Chapter 2 begins with a statement:
Now Naomi had a relative on her husband’s side, a man of standing from the clan of Elimelek, whose name was Boaz. (2:1)
This verse seems to come out of left field; it interrupts the narrative, yet it is used to set up what will shortly come into the story. His name means in him is strength, and he is a man of standing, meaning that he was mighty in wealth and in godliness, a rare combination.
Ruth asks Naomi if it would be all right if she went out to glean; Naomi consents. Gleaning was something that only the poor and destitute would usually do, and it was very hard work. A large farmer would allow poor and desperate people to follow behind his harvesters and pick up whatever the harvesters would miss in the harvest. Sometimes they would leave the corners of a field unharvested so that the poor might have something to eat, and this is what Ruth was asking to do. Notice in verse 2 that Ruth was not approaching this as some kind of an entitlement, but rather that she was hoping to find favor that she might be allowed to do this back-breaking work to keep her mother in law and herself from starving; she was demonstrating in this a level of humility that might seem foreign to us today.
In verse three she heads off. Remember that she is a stranger to this land and would have no idea which farmer owned which field, yet somehow she finds herself in the field of Boaz.
While Ruth is toiling, Boaz returns from town and greets his workers, and then asks the boss if he knows who this woman was who was gleaning. Some commentators suggest that Boaz was curious about her because of her great beauty, but if our text has mentioned her being beautiful, I missed it; probably he just didn’t recognize her. The overseer tells him who she was, and from there forward, our text records the kindness Boaz affords Ruth. Boaz, it seems, views Ruth as a part of his extended family and recognizes that he has a responsibility here to care for her in some way. Now let’s be clear about that; Boaz has no legal responsibility for Ruth because her husband was dead, and she is free to marry anyone who will have her. In addition, she is a Moabite, and in that case, he would have no responsibility for her at all, yet because of the loyalty that she has shown to Naomi, Boaz goes out of his way to help her.

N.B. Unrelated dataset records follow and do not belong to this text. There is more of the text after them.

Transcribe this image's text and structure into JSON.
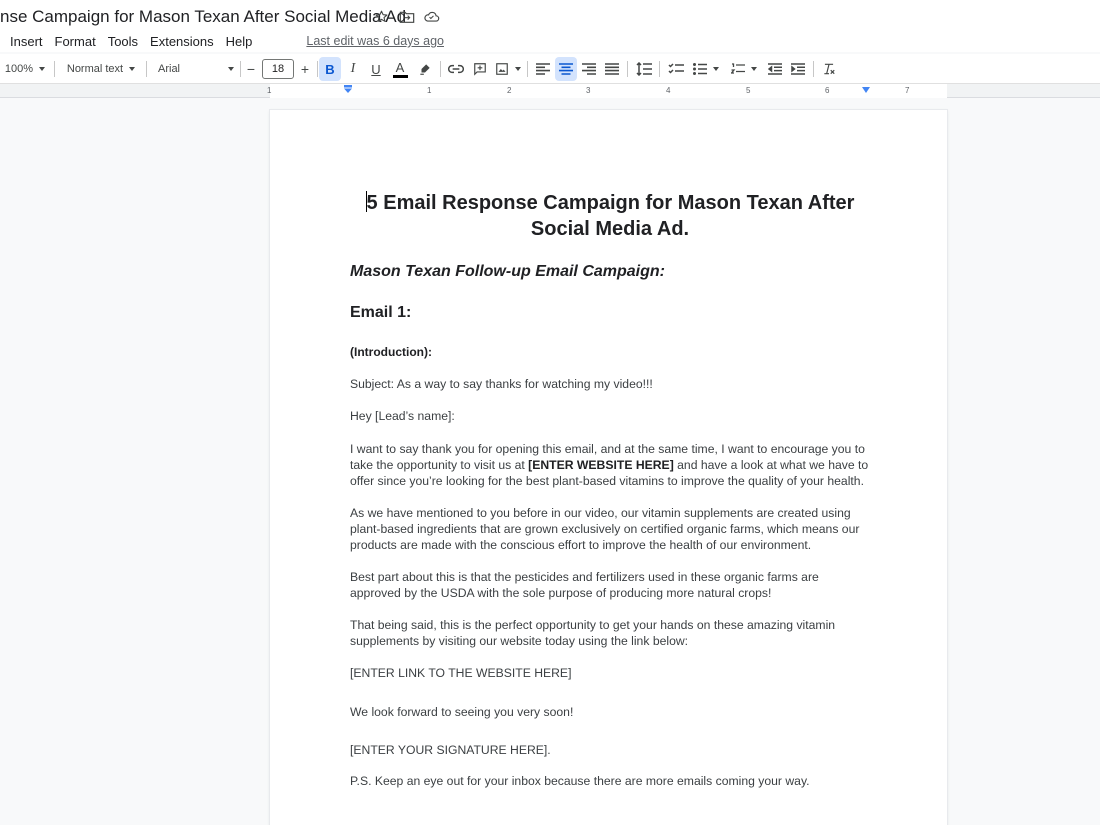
{
  "window": {
    "title": "nse Campaign for Mason Texan After Social Media Ad"
  },
  "menu": {
    "items": [
      "Insert",
      "Format",
      "Tools",
      "Extensions",
      "Help"
    ],
    "last_edit": "Last edit was 6 days ago"
  },
  "toolbar": {
    "zoom": "100%",
    "style": "Normal text",
    "font": "Arial",
    "font_size": "18",
    "minus": "−",
    "plus": "+",
    "bold_label": "B",
    "italic_label": "I",
    "underline_label": "U",
    "text_color_label": "A",
    "text_color": "#000000",
    "active": "center-align"
  },
  "ruler": {
    "numbers": [
      "1",
      "1",
      "2",
      "3",
      "4",
      "5",
      "6",
      "7"
    ]
  },
  "document": {
    "heading_line1": "5 Email Response Campaign for Mason Texan After",
    "heading_line2": "Social Media Ad.",
    "subheading": "Mason Texan Follow-up Email Campaign:",
    "email_heading": "Email 1:",
    "intro_label": "(Introduction):",
    "subject": "Subject: As a way to say thanks for watching my video!!!",
    "greeting": "Hey [Lead’s name]:",
    "para1_a": "I want to say thank you for opening this email, and at the same time, I want to encourage you to take the opportunity to visit us at ",
    "para1_bold": "[ENTER WEBSITE HERE]",
    "para1_b": " and have a look at what we have to offer since you’re looking for the best plant-based vitamins to improve the quality of your health.",
    "para2": "As we have mentioned to you before in our video, our vitamin supplements are created using plant-based ingredients that are grown exclusively on certified organic farms, which means our products are made with the conscious effort to improve the health of our environment.",
    "para3": "Best part about this is that the pesticides and fertilizers used in these organic farms are approved by the USDA with the sole purpose of producing more natural crops!",
    "para4": "That being said, this is the perfect opportunity to get your hands on these amazing vitamin supplements by visiting our website today using the link below:",
    "link_placeholder": "[ENTER LINK TO THE WEBSITE HERE]",
    "closing": "We look forward to seeing you very soon!",
    "signature": "[ENTER YOUR SIGNATURE HERE].",
    "ps": "P.S. Keep an eye out for your inbox because there are more emails coming your way."
  }
}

Notice that Boaz orders his men to leave her alone, that he gives her a seat at the table with the rest of the household (a household in the OT would include the servants) and that he arranges for her to receive considerably more grain than she would have received just from gleaning. Also, please take note of Ruth’s attitude of humility; even now she assumes no rights or entitlements.
These are two very unusual people!

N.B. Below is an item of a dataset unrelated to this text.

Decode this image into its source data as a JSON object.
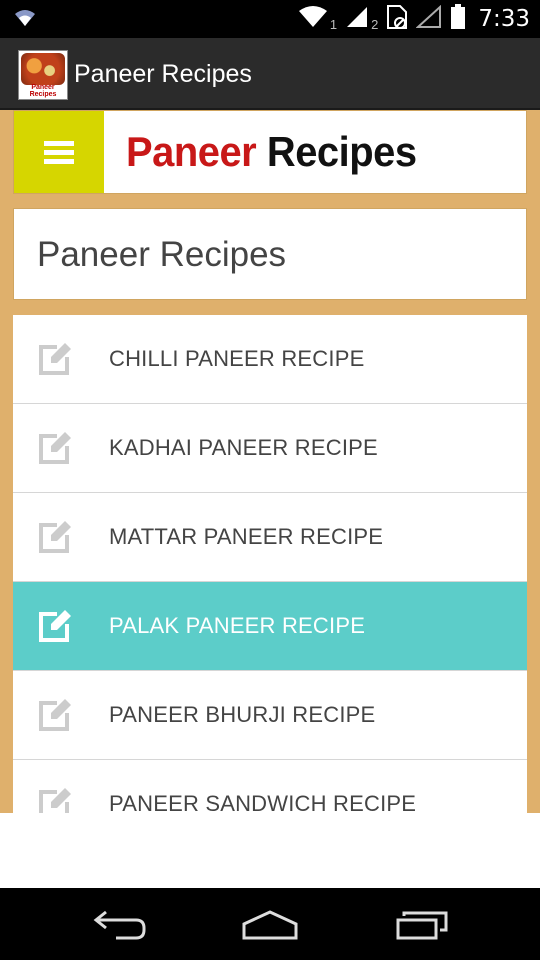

Yesterday, I called Boaz a “man’s man” and here you begin to see what I mean by that. A “man” at least in the old fashioned sense, was not a grown up child, he was someone with character and integrity who would do the right thing toward others even when it wasn’t convenient or advantageous… but because it was right. He would take care of his own, and treat others with respect; I might add that he was a person most notable for his restraint, so to be succinct, Boaz was not working an angle or with any ulterior motive.
By the time she was finished with her work, Ruth carried home about 30 pounds of grain, plus her leftovers from the meal that Boaz had provided her with, an impressive haul to say the least. I have a hunch that Naomi will take notice when she finds out what has taken place…